[EXERCISE DETAILS] How many lines of the material below contain the string "Ronda"? Answer with the number and nothing else.

[THE DATA]
---

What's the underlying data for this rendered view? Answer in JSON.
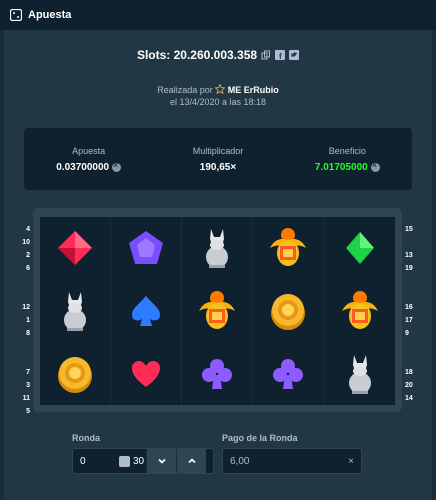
{
  "window": {
    "title": "Apuesta",
    "icon": "game-modal-icon"
  },
  "header": {
    "slots_text": "Slots: 20.260.003.358",
    "icons": [
      "copy-icon",
      "facebook-icon",
      "twitter-icon"
    ],
    "made_by_prefix": "Realizada por",
    "star_icon": "star-icon",
    "user": "ME ErRubio",
    "date_text": "el 13/4/2020 a las 18:18"
  },
  "stats": {
    "bet": {
      "label": "Apuesta",
      "value": "0.03700000",
      "currency_icon": "coin-icon"
    },
    "multiplier": {
      "label": "Multiplicador",
      "value": "190,65×"
    },
    "profit": {
      "label": "Beneficio",
      "value": "7.01705000",
      "currency_icon": "coin-icon",
      "color": "#1fff20"
    }
  },
  "board": {
    "left_lines": [
      "4",
      "10",
      "2",
      "6",
      "",
      "",
      "12",
      "1",
      "8",
      "",
      "",
      "7",
      "3",
      "11",
      "5"
    ],
    "right_lines": [
      "15",
      "",
      "13",
      "19",
      "",
      "",
      "16",
      "17",
      "9",
      "",
      "",
      "18",
      "20",
      "14"
    ],
    "cells": [
      "red-diamond-icon",
      "purple-pentagon-icon",
      "cat-statue-icon",
      "golden-scarab-icon",
      "green-diamond-icon",
      "cat-statue-icon",
      "blue-spade-icon",
      "golden-scarab-icon",
      "gold-coin-icon",
      "golden-scarab-icon",
      "gold-coin-icon",
      "red-heart-icon",
      "purple-club-icon",
      "purple-club-icon",
      "cat-statue-icon"
    ]
  },
  "controls": {
    "round_label": "Ronda",
    "round_value": "0",
    "round_total": "30",
    "payout_label": "Pago de la Ronda",
    "payout_value": "6,00"
  },
  "colors": {
    "bg": "#1a2c38",
    "panel": "#213743",
    "dark": "#0f212e",
    "accent": "#2f4553",
    "green": "#1fff20"
  }
}
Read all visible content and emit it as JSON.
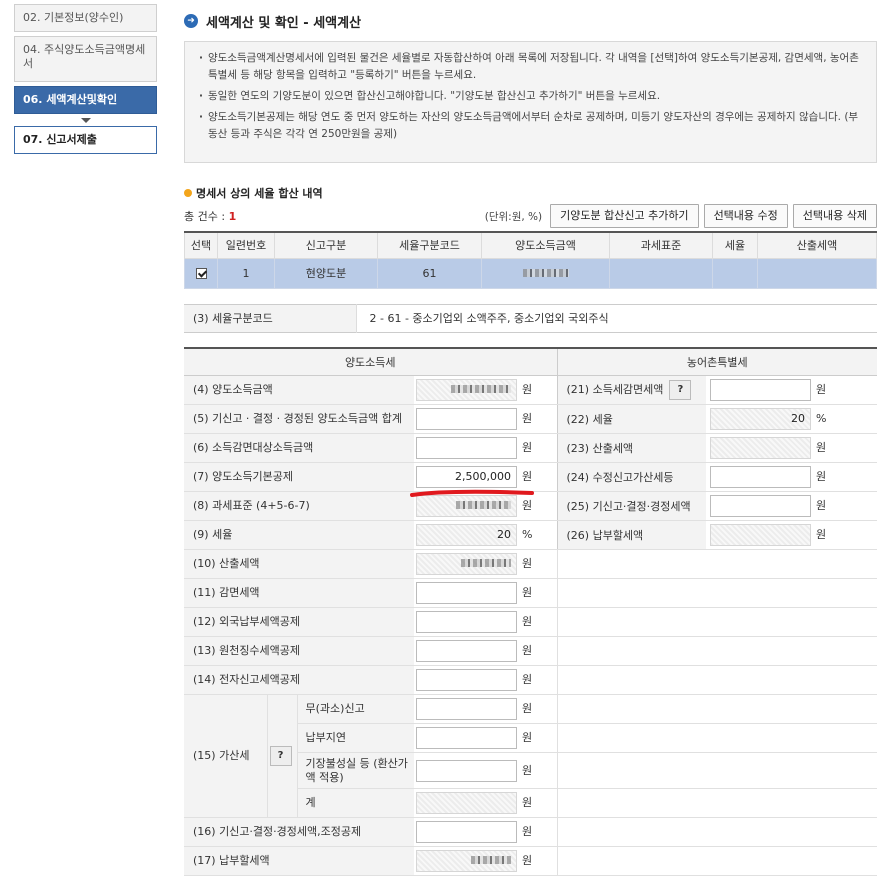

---

[SOLUTION FOR THIS TASK] 2